Many Japanese university students in Japan use their Golden Week to go on a trip, or perhaps catch up on some school work. Not the members of Waseda University Philharmonic Orchestra. We just got back from our annual retreat that takes place during Golden Week. We escaped the hustle of Tokyo and stayed in the countryside of Niigata Prefecture for 4 days to perfect our program for our concert in June.
For me, this retreat was about realization. I realized again the difficulties of classical music and the hard work that it takes to make a piece come together. From a technical aspect, the pieces that we are practicing cannot be played with a little bit of practice. During this retreat, we spent hours perfecting everything that you could possibly think of perfecting. Being in a place where it’s only you, the music and your instrument is something that is pretty special about retreats. I also realized the struggles of being a part of a large community and how hard it is to find your place within the group. One difficulty I have is simply the sheer act of communicating with other orchestra members. There’s nothing more frustrating than not being able to convey your thoughts to somebody, and I have experienced plenty of that during my time in Wasephil, but especially during this retreat. Another dilemma that I have is who I should talk to during the retreat. With this orchestra, it’s nearly impossible to talk to every single person, but everybody you choose to talk to has something to teach you. But there’s also the comfort of being with the people that you’re comfortable with, but that doesn’t pose any challenges. Since this is my last retreat, I chose to bite the bullet and talk to as many different people as I could, and I think it helped me in the end. All in all, I think that this retreat made me a stronger person and a better player.
This retreat, as with our other retreats, ran on an incredibly strenuous schedule and was physically and mentally demanding.
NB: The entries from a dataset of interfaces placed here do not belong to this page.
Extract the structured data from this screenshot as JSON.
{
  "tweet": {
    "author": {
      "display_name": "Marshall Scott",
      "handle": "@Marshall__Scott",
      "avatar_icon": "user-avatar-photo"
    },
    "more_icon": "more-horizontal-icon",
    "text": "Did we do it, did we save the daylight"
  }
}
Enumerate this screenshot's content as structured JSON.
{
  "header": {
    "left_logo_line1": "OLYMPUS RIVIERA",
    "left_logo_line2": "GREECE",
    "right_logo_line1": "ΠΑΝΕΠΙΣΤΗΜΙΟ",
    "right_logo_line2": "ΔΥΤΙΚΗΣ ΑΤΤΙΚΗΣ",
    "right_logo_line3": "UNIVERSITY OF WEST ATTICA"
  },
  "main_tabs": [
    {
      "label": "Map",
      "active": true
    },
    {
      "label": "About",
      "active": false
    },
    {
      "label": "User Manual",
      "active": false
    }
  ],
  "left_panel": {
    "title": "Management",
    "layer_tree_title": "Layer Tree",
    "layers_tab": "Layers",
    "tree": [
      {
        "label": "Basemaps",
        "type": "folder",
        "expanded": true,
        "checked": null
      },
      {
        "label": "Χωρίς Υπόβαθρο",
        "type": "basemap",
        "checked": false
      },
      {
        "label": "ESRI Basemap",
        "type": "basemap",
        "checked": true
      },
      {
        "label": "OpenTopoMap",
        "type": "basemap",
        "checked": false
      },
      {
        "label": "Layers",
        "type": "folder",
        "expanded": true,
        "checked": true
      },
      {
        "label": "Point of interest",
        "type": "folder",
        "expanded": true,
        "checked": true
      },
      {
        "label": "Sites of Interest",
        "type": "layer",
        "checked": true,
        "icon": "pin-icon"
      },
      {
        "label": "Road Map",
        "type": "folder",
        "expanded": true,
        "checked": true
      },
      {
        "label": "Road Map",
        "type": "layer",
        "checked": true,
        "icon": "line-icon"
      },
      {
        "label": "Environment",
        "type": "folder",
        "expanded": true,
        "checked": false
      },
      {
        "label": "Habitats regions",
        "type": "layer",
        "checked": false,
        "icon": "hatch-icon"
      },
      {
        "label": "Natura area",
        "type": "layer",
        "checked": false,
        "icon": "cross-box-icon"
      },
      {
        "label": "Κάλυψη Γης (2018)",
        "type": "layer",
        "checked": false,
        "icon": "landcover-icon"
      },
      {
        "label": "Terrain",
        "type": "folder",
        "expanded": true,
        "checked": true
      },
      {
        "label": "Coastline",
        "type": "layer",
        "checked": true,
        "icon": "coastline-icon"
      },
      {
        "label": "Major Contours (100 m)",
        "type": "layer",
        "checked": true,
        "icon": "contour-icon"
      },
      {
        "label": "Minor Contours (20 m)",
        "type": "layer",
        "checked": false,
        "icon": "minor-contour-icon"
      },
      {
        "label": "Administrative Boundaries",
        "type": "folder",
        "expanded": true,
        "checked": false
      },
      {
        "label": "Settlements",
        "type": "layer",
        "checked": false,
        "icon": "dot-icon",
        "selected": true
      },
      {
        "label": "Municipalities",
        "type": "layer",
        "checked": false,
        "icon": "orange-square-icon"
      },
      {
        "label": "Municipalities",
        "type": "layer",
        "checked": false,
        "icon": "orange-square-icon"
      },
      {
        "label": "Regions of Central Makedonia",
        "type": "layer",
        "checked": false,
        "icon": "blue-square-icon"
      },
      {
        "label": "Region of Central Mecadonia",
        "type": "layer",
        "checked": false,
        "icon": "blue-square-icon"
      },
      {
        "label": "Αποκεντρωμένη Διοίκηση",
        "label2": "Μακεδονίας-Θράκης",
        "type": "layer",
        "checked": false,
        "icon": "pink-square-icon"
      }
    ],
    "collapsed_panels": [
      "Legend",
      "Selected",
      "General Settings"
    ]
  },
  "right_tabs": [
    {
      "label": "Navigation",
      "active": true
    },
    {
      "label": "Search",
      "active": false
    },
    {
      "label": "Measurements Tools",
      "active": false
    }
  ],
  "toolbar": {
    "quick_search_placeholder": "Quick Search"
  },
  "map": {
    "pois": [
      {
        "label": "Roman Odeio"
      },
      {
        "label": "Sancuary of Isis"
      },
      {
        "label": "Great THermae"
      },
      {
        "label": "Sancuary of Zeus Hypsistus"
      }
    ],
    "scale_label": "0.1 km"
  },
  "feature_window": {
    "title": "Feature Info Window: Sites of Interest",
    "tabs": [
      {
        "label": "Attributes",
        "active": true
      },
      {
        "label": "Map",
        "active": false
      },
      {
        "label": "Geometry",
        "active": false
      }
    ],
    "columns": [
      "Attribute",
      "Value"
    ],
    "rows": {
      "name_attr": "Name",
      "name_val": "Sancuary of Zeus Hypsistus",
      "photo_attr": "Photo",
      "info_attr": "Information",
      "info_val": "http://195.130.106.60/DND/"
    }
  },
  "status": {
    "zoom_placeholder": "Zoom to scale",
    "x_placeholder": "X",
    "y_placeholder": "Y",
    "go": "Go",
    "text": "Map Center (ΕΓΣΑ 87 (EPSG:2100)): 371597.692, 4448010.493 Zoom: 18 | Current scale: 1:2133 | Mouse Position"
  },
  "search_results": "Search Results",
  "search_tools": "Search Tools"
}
It’s probably one of the closest things to hell on earth, because it’s one of the few places where you play your instrument for hours on end and sleep very little. But why do we work so hard? I cannot answer for the orchestra, but I’ll answer for myself as much as words will permit. I work hard and practice and do the busy work for this orchestra because this orchestra has taught me so much, and it’s the only way I can give back. Over the past year and a half, this orchestra has given me my best and worst memories, my highest highs and my lowest lows. Even the most eloquent words cannot describe everything I have gone through. I learned so much about things from technique to Japanese culture to conversing with others. In a community where everybody comes from relatively similar backgrounds and you’re the odd one out, there are things that take a lot of getting used to, even after being in the orchestra for a while. But I kept on coming back because orchestras have an incomparable atmosphere that makes you want to go back. The one good thing trumps all of the awful things that happen and makes you want to go to one more rehearsal or participate in one more concert. And as of now, this will be the last time that I am coming back for a while, so I am trying to give this orchestra my all for the last few weeks.
My hard work, along with everybody else’s hard work, culminates at our performance on June 4th. Hopefully the overture to Der Freischutz by Weber will make you feel as if you saw the entire opera. Hopefully we will be able to wow you with the simple yet beautiful melodies of Schubert’s Unfinished Symphony. Hopefully our rendition of Rimsky-Korsakov’s Scheherazade, the sensational symphony that takes you to a land far away, will move you and make you feel things that you have never felt before. In order to make all of that happen, we have been and will continue working hard to make our music the best it can possibly be.
This is just the tip of the iceberg of my thoughts on Wasephil, but this will do for now.